Maths Look out for house numbers
Understanding the world Go on a bug hunt
Expressive arts and design Create a model from your recycling

How do I know if my child is progressing?

It’s so important to know that all children learn at their own pace and in their own unique way, and whilst it can be very easy to compare children to their peers, this doesn’t actually tell us much about our own child’s learning journey. 

Your child’s health and development will be monitored by professionals and be recorded in your child’s ‘red book’. The first formal development review is between the ages of two-two and a half. This should be completed with you, your child’s health visitor and key early years practitioner (if they are attending an early years setting). You can read more about what to expect during the review here.

If your child is attending an early years setting, the practitioners there will be observing your child and helping them take the next steps in their learning. There should be opportunities to discuss your child’s learning with their key person at regular points throughout the year. This should be a two-way process with your thoughts and observations feeding into the information that is collected to make assessments on the way children are learning. If you have any concerns, do discuss them with your child’s setting so that they have an accurate picture of your child’s learning, and also they may suggest some strategies that could support your child with their learning. 

If you are concerned about your child’s development, it is worth having a conversation with your health visiting team, you can find their details in your child’s Red Book or by contacting your GP.
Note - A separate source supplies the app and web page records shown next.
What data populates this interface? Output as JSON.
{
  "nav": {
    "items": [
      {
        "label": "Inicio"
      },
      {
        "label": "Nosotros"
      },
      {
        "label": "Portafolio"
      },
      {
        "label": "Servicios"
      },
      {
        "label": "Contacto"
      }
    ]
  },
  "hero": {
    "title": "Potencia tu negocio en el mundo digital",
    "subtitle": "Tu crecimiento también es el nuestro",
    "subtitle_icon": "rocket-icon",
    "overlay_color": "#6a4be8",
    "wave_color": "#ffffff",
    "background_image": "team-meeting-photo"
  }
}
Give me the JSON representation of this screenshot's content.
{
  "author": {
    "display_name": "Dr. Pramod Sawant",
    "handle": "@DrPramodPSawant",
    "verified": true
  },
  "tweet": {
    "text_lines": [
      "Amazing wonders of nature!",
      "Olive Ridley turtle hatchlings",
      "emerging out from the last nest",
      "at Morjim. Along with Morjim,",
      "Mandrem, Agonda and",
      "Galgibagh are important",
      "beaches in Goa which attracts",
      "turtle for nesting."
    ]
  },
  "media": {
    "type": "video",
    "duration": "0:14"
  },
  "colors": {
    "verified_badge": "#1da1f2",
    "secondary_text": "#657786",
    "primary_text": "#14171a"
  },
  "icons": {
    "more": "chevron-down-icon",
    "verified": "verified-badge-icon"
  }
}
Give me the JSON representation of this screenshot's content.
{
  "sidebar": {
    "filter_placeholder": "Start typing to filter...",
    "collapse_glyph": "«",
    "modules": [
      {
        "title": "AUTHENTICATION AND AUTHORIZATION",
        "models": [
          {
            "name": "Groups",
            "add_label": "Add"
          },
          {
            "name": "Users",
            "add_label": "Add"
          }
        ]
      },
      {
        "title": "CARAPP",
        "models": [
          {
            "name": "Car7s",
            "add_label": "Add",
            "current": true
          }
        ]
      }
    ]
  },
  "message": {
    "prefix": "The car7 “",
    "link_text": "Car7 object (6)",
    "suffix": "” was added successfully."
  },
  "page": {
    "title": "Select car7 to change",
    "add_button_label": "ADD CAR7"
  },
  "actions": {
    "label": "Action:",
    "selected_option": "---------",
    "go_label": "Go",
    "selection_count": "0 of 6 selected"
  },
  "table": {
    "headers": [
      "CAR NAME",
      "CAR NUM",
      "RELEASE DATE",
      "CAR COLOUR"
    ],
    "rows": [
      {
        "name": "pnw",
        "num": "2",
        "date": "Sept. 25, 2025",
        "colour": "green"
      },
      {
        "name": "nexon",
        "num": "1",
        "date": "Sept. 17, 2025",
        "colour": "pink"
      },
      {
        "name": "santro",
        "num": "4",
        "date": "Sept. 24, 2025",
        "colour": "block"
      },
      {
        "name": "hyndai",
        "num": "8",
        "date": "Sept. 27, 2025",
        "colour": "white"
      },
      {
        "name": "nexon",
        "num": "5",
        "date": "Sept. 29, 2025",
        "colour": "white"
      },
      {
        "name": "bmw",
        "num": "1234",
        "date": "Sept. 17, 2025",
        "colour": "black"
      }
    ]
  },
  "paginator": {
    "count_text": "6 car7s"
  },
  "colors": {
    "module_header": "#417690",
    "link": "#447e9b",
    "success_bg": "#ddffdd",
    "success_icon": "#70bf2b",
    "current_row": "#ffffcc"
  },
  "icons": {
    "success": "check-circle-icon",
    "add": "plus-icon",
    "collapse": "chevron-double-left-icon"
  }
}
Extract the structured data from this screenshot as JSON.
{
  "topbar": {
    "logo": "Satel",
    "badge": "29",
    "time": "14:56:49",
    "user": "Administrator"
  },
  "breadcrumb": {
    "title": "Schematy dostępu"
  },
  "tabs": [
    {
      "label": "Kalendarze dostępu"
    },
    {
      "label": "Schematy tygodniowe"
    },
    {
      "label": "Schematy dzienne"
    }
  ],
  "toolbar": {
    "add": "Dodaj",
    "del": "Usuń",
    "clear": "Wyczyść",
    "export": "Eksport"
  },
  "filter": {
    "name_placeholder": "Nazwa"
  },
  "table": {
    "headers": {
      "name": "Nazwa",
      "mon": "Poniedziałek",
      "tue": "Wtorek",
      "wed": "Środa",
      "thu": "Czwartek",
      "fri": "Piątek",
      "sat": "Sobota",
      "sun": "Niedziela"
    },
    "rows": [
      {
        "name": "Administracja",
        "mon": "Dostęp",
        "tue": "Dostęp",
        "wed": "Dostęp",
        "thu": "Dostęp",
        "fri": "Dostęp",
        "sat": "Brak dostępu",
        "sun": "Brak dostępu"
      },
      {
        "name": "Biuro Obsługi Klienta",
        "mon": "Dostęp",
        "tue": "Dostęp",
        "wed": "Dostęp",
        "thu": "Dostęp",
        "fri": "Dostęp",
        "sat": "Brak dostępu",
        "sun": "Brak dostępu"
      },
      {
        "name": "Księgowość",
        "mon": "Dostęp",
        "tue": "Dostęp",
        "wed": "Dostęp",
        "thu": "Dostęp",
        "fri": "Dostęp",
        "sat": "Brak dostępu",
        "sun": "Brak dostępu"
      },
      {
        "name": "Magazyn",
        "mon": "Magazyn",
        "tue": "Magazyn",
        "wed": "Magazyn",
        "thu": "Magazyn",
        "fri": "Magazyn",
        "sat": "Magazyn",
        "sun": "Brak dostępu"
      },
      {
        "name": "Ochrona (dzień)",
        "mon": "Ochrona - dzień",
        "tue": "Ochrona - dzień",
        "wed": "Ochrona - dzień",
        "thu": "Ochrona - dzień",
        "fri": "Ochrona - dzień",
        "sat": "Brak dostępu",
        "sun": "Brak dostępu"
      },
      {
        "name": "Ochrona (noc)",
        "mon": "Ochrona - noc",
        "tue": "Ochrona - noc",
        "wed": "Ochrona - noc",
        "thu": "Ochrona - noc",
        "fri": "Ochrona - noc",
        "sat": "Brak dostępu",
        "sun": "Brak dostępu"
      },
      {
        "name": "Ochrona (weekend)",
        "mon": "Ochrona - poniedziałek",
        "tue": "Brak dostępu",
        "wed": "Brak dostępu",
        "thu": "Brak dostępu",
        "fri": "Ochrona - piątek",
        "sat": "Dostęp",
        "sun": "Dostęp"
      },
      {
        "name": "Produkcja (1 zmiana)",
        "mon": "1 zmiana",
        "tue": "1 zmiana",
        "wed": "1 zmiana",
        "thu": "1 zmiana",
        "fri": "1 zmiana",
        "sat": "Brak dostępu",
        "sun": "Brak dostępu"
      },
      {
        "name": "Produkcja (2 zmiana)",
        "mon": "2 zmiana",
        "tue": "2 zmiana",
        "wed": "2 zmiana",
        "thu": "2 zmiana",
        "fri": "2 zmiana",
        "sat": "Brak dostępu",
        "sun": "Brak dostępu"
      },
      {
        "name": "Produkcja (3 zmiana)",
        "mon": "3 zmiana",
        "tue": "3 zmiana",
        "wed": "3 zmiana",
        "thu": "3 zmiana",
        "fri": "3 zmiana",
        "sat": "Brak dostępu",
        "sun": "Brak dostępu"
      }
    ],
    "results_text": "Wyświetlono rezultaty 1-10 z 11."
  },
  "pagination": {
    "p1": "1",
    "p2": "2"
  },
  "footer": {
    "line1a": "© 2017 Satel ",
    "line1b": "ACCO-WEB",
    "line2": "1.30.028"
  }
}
If you would like to know more about your child’s learning and development and understand their behaviour you can currently access my Understanding Your Child’s Behaviour workshop at the sale price here.